● Extracted material:
------

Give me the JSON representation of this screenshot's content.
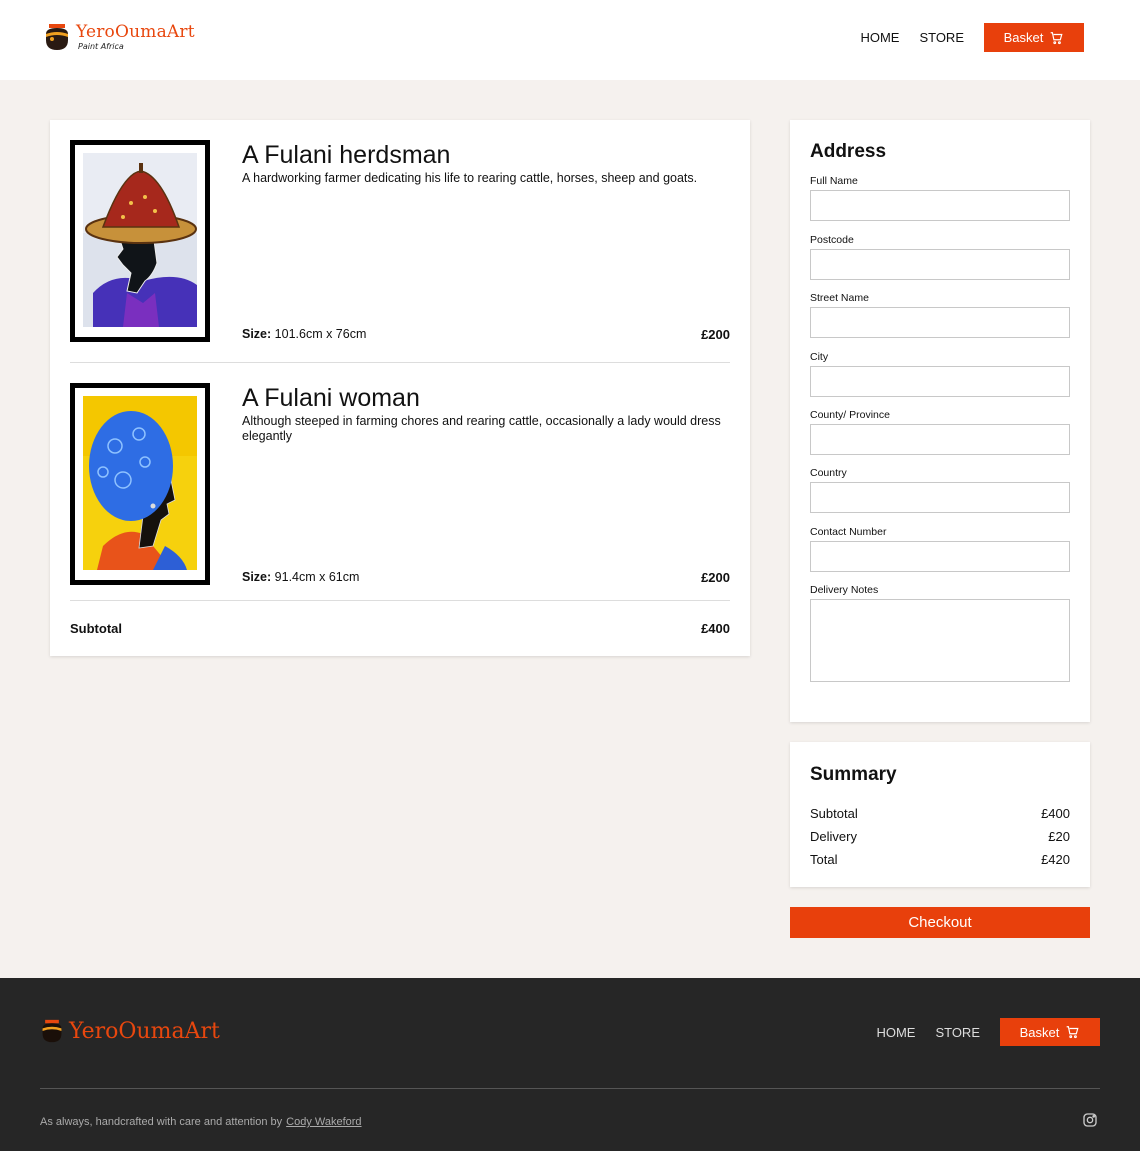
{
  "brand": {
    "name": "YeroOumaArt",
    "tagline": "Paint Africa"
  },
  "nav": {
    "home": "HOME",
    "store": "STORE",
    "basket": "Basket"
  },
  "basket": {
    "items": [
      {
        "title": "A Fulani herdsman",
        "description": "A hardworking farmer dedicating his life to rearing cattle, horses, sheep and goats.",
        "size_label": "Size:",
        "size": "101.6cm x 76cm",
        "price": "£200"
      },
      {
        "title": "A Fulani woman",
        "description": "Although steeped in farming chores and rearing cattle, occasionally a lady would dress elegantly",
        "size_label": "Size:",
        "size": "91.4cm x 61cm",
        "price": "£200"
      }
    ],
    "subtotal_label": "Subtotal",
    "subtotal": "£400"
  },
  "address": {
    "heading": "Address",
    "fields": {
      "full_name": "Full Name",
      "postcode": "Postcode",
      "street_name": "Street Name",
      "city": "City",
      "county": "County/ Province",
      "country": "Country",
      "contact_number": "Contact Number",
      "delivery_notes": "Delivery Notes"
    }
  },
  "summary": {
    "heading": "Summary",
    "subtotal_label": "Subtotal",
    "subtotal": "£400",
    "delivery_label": "Delivery",
    "delivery": "£20",
    "total_label": "Total",
    "total": "£420"
  },
  "checkout_label": "Checkout",
  "footer": {
    "credit": "As always, handcrafted with care and attention by",
    "author": "Cody Wakeford"
  },
  "colors": {
    "accent": "#e8400c",
    "page_bg": "#f5f1ee",
    "footer_bg": "#262626"
  }
}
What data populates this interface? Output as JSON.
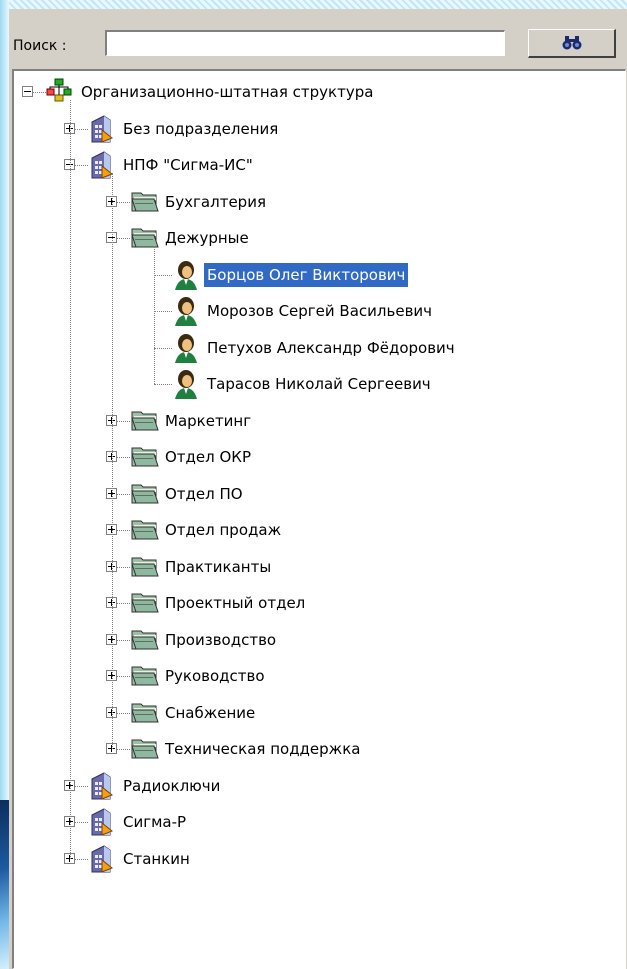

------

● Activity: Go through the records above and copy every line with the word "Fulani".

● Reply:
        "title": "A Fulani herdsman",
        "title": "A Fulani woman",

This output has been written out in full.